• Aim of the exercise: When you retype the data, keep every word exactly and include none of the pictures.
■ ■ ■
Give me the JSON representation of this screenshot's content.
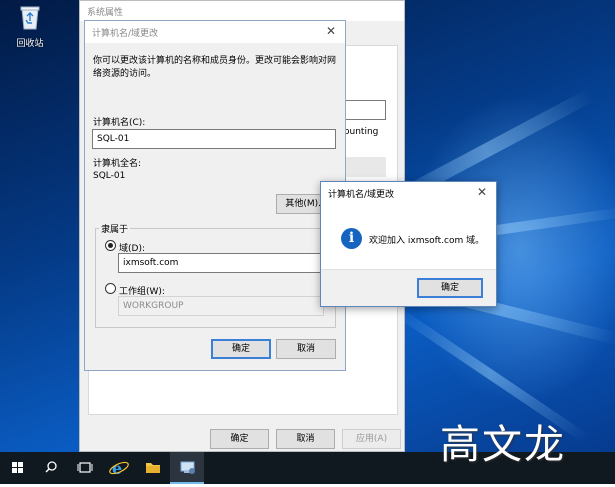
{
  "desktop": {
    "recycle_bin_label": "回收站"
  },
  "system_properties": {
    "title": "系统属性",
    "partial_text": "ounting",
    "ok_label": "确定",
    "cancel_label": "取消",
    "apply_label": "应用(A)"
  },
  "computer_name_dialog": {
    "title": "计算机名/域更改",
    "description": "你可以更改该计算机的名称和成员身份。更改可能会影响对网络资源的访问。",
    "computer_name_label": "计算机名(C):",
    "computer_name_value": "SQL-01",
    "full_name_label": "计算机全名:",
    "full_name_value": "SQL-01",
    "more_button": "其他(M)...",
    "member_of_label": "隶属于",
    "domain_radio_label": "域(D):",
    "domain_value": "ixmsoft.com",
    "workgroup_radio_label": "工作组(W):",
    "workgroup_value": "WORKGROUP",
    "ok_label": "确定",
    "cancel_label": "取消"
  },
  "welcome_dialog": {
    "title": "计算机名/域更改",
    "message": "欢迎加入 ixmsoft.com 域。",
    "ok_label": "确定"
  },
  "watermark": "高文龙",
  "colors": {
    "accent": "#3c7fd6",
    "info_icon": "#1565c0",
    "taskbar": "#101820"
  }
}
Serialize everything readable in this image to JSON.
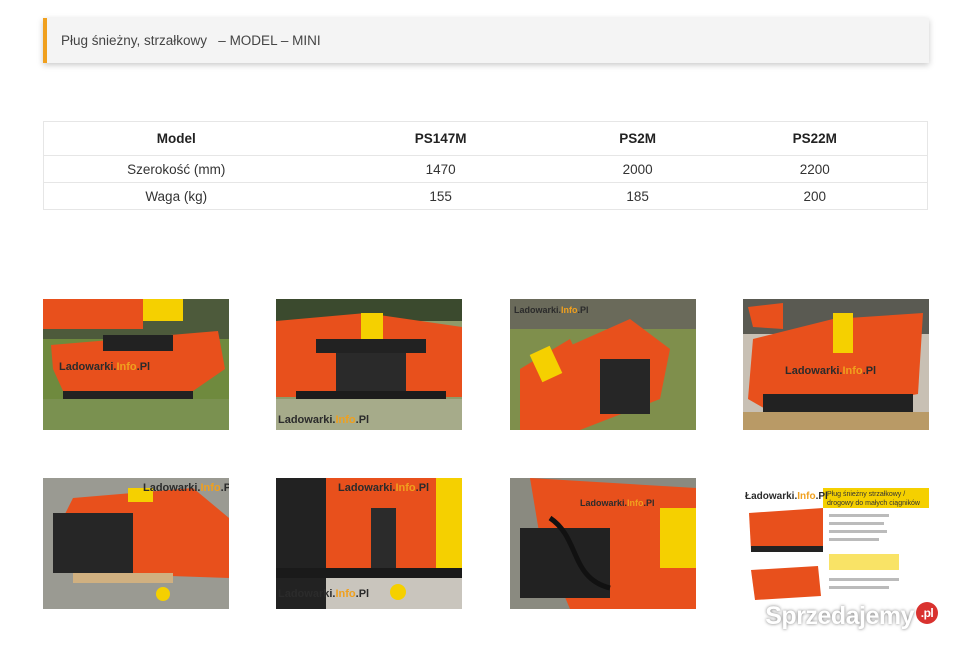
{
  "notice": {
    "text": "Pług śnieżny, strzałkowy   – MODEL – MINI"
  },
  "spec_table": {
    "headers": [
      "Model",
      "PS147M",
      "PS2M",
      "PS22M"
    ],
    "rows": [
      [
        "Szerokość (mm)",
        "1470",
        "2000",
        "2200"
      ],
      [
        "Waga (kg)",
        "155",
        "185",
        "200"
      ]
    ]
  },
  "gallery": {
    "watermark_prefix": "Ladowarki.",
    "watermark_accent": "Info",
    "watermark_suffix": ".Pl",
    "brochure": {
      "logo_prefix": "Ładowarki.",
      "logo_accent": "Info",
      "logo_suffix": ".Pl",
      "heading": "Pług śnieżny strzałkowy / drogowy do małych ciągników"
    }
  },
  "brand": {
    "name": "Sprzedajemy",
    "tld": ".pl"
  },
  "colors": {
    "accent": "#f0a01e",
    "plow_orange": "#e8501c",
    "plow_yellow": "#f5d000"
  }
}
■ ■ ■
• Answer to the exercise:
Give me the JSON representation of this screenshot's content.
{
  "desktop": {
    "recycle_bin_label": "回收站"
  },
  "system_properties": {
    "title": "系统属性",
    "partial_text": "ounting",
    "ok_label": "确定",
    "cancel_label": "取消",
    "apply_label": "应用(A)"
  },
  "computer_name_dialog": {
    "title": "计算机名/域更改",
    "description": "你可以更改该计算机的名称和成员身份。更改可能会影响对网络资源的访问。",
    "computer_name_label": "计算机名(C):",
    "computer_name_value": "SQL-01",
    "full_name_label": "计算机全名:",
    "full_name_value": "SQL-01",
    "more_button": "其他(M)...",
    "member_of_label": "隶属于",
    "domain_radio_label": "域(D):",
    "domain_value": "ixmsoft.com",
    "workgroup_radio_label": "工作组(W):",
    "workgroup_value": "WORKGROUP",
    "ok_label": "确定",
    "cancel_label": "取消"
  },
  "welcome_dialog": {
    "title": "计算机名/域更改",
    "message": "欢迎加入 ixmsoft.com 域。",
    "ok_label": "确定"
  },
  "watermark": "高文龙",
  "colors": {
    "accent": "#3c7fd6",
    "info_icon": "#1565c0",
    "taskbar": "#101820"
  }
}
Serialize everything readable in this image to JSON.
{
  "notice": {
    "text": "Pług śnieżny, strzałkowy   – MODEL – MINI"
  },
  "spec_table": {
    "headers": [
      "Model",
      "PS147M",
      "PS2M",
      "PS22M"
    ],
    "rows": [
      [
        "Szerokość (mm)",
        "1470",
        "2000",
        "2200"
      ],
      [
        "Waga (kg)",
        "155",
        "185",
        "200"
      ]
    ]
  },
  "gallery": {
    "watermark_prefix": "Ladowarki.",
    "watermark_accent": "Info",
    "watermark_suffix": ".Pl",
    "brochure": {
      "logo_prefix": "Ładowarki.",
      "logo_accent": "Info",
      "logo_suffix": ".Pl",
      "heading": "Pług śnieżny strzałkowy / drogowy do małych ciągników"
    }
  },
  "brand": {
    "name": "Sprzedajemy",
    "tld": ".pl"
  },
  "colors": {
    "accent": "#f0a01e",
    "plow_orange": "#e8501c",
    "plow_yellow": "#f5d000"
  }
}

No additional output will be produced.